I have schizo-affective disorder. As it happens, I don't personally have periods of moderate affect. Ever. I generally swing from hypomania to mild depression, at the very least, and miss the middle - sometimes by a little, sometimes by a lot.

Let's start with hypomania. Hypomania lies between my full-blown mania states and my baseline state. Hypomania feels like FUN, but, for me, it almost always ends in tears. I start on an upward climb of extra motivation, creativity, excitement, and joy. Things would be okay if it ended there, but it never does. I usually start on this journey due to lack of sleep. Which is due to excitement. Which is due to lack of sleep. And so on and so forth. 

Anyway, I digress slightly. 

When I start to get manic, the following things occur:
* The rate of my speech speeds up. To the point that I can't be understood.
* I start to skip from idea to idea so quickly that I end up jumping track mid-sentence.
* Grandiose ideas. For some reason, I never get religion, or plot to take over the world (that one is obviously out, I don't have an evil lair yet), but I will commonly try to work out how to organise the whole house (and the shed) in one day, think that I can write a whole computer game by myself, or think that I am on the cusp of some new scientific discovery.
* I will have all the energy. I can usually do most of the laundry, the dishes, and the house cleaning, all in one fell swoop. Which sounds like a good thing (Am hygiene!), but because I also suffer from chronic back pain, is not so good. I usually end up having a pain crash after this.

So, those are the "positive" effects of mania (i.e. the ones that distress me less). 

The "negative" (i.e. personally distressing) effects tend to be:
* Irritability. This goes hand-in-hand with the frustration I experience, because any hold-up in thought or action, on my part or anyone else's around me, will make me lash out verbally. I'm getting better at reigning this tendency in, but it's bloody hard to do.
* Agitation. This is expressed in fidgetting when sitting down, but more often in pacing up and down the house, and can extend to flapping or wringing my hands as well.
* Aphasia. Words are hard.
* Extreme anxiety and panic attacks.

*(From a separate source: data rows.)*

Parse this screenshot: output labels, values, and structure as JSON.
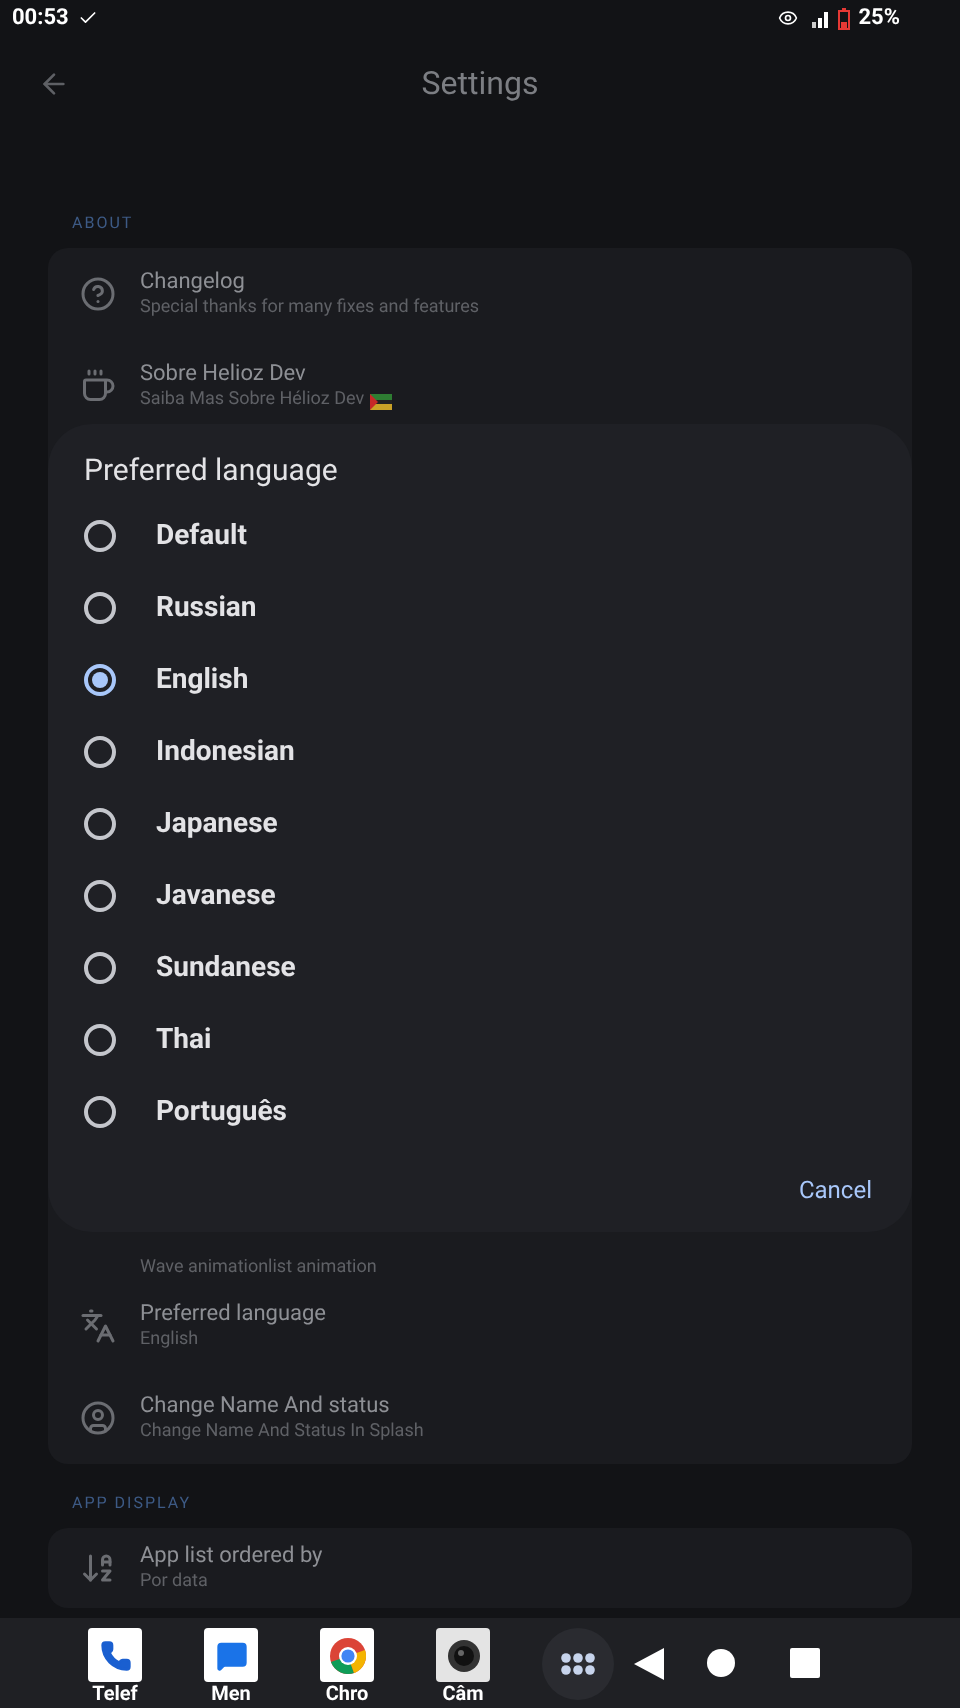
{
  "status_bar": {
    "time": "00:53",
    "battery": "25%"
  },
  "header": {
    "title": "Settings"
  },
  "sections": [
    {
      "label": "ABOUT",
      "rows": [
        {
          "kind": "help",
          "title": "Changelog",
          "subtitle": "Special thanks for many fixes and features"
        },
        {
          "kind": "cup",
          "title": "Sobre Helioz Dev",
          "subtitle": "Saiba Mas Sobre Hélioz Dev",
          "flag": true
        },
        {
          "kind": "hidden",
          "subtitle": "Wave animationlist animation"
        },
        {
          "kind": "translate",
          "title": "Preferred language",
          "subtitle": "English"
        },
        {
          "kind": "user",
          "title": "Change Name And status",
          "subtitle": "Change Name And Status In Splash"
        }
      ]
    },
    {
      "label": "APP DISPLAY",
      "rows": [
        {
          "kind": "sort",
          "title": "App list ordered by",
          "subtitle": "Por data"
        }
      ]
    }
  ],
  "dialog": {
    "title": "Preferred language",
    "options": [
      {
        "label": "Default",
        "selected": false
      },
      {
        "label": "Russian",
        "selected": false
      },
      {
        "label": "English",
        "selected": true
      },
      {
        "label": "Indonesian",
        "selected": false
      },
      {
        "label": "Japanese",
        "selected": false
      },
      {
        "label": "Javanese",
        "selected": false
      },
      {
        "label": "Sundanese",
        "selected": false
      },
      {
        "label": "Thai",
        "selected": false
      },
      {
        "label": "Português",
        "selected": false
      }
    ],
    "cancel": "Cancel"
  },
  "dock": {
    "apps": [
      {
        "kind": "phone",
        "label": "Telef"
      },
      {
        "kind": "messages",
        "label": "Men"
      },
      {
        "kind": "chrome",
        "label": "Chro"
      },
      {
        "kind": "camera",
        "label": "Câm"
      }
    ]
  }
}
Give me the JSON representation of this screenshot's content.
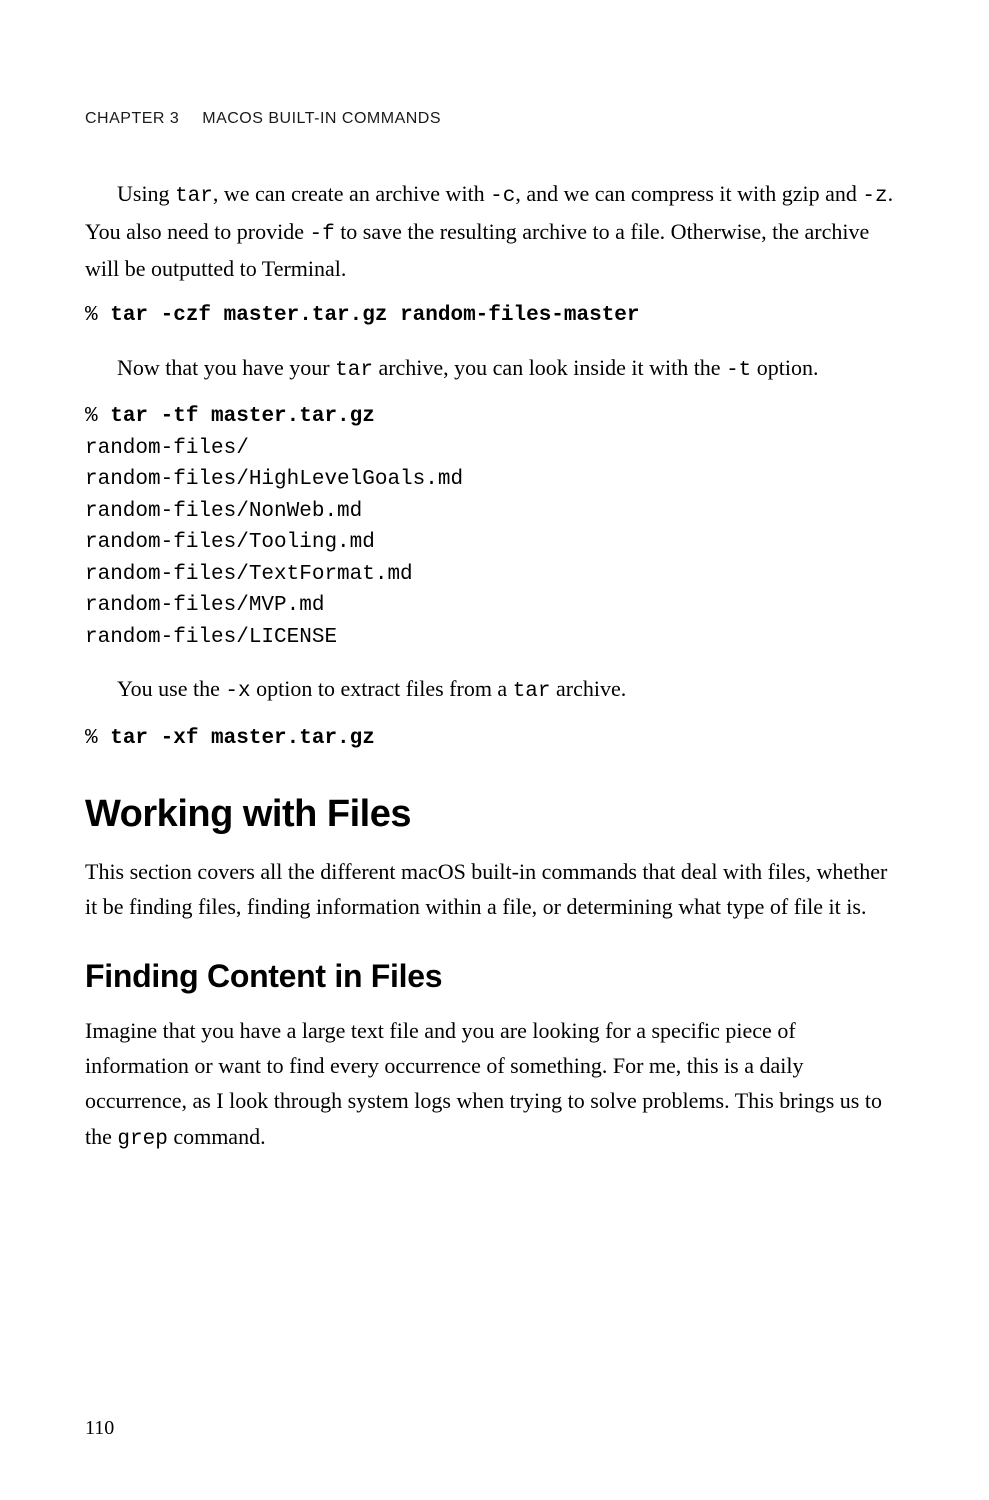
{
  "header": {
    "chapter": "CHAPTER 3",
    "title": "MACOS BUILT-IN COMMANDS"
  },
  "para1": {
    "pre": "Using ",
    "c1": "tar",
    "mid1": ", we can create an archive with ",
    "c2": "-c",
    "mid2": ", and we can compress it with gzip and ",
    "c3": "-z",
    "mid3": ". You also need to provide ",
    "c4": "-f",
    "post": " to save the resulting archive to a file. Otherwise, the archive will be outputted to Terminal."
  },
  "cmd1": {
    "prompt": "% ",
    "command": "tar -czf master.tar.gz random-files-master"
  },
  "para2": {
    "pre": "Now that you have your ",
    "c1": "tar",
    "mid1": " archive, you can look inside it with the ",
    "c2": "-t",
    "post": " option."
  },
  "cmd2": {
    "prompt": "% ",
    "command": "tar -tf master.tar.gz"
  },
  "output2": "random-files/\nrandom-files/HighLevelGoals.md\nrandom-files/NonWeb.md\nrandom-files/Tooling.md\nrandom-files/TextFormat.md\nrandom-files/MVP.md\nrandom-files/LICENSE",
  "para3": {
    "pre": "You use the ",
    "c1": "-x",
    "mid1": " option to extract files from a ",
    "c2": "tar",
    "post": " archive."
  },
  "cmd3": {
    "prompt": "% ",
    "command": "tar -xf master.tar.gz"
  },
  "section1": {
    "heading": "Working with Files",
    "body": "This section covers all the different macOS built-in commands that deal with files, whether it be finding files, finding information within a file, or determining what type of file it is."
  },
  "section2": {
    "heading": "Finding Content in Files",
    "body_pre": "Imagine that you have a large text file and you are looking for a specific piece of information or want to find every occurrence of something. For me, this is a daily occurrence, as I look through system logs when trying to solve problems. This brings us to the ",
    "body_code": "grep",
    "body_post": " command."
  },
  "page_number": "110"
}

When I hit a crisis point with my manias, I generally have a psychotic break. This year, for the very first time, my end-of-summer psychosis did not manifest - yaaaay! Go team!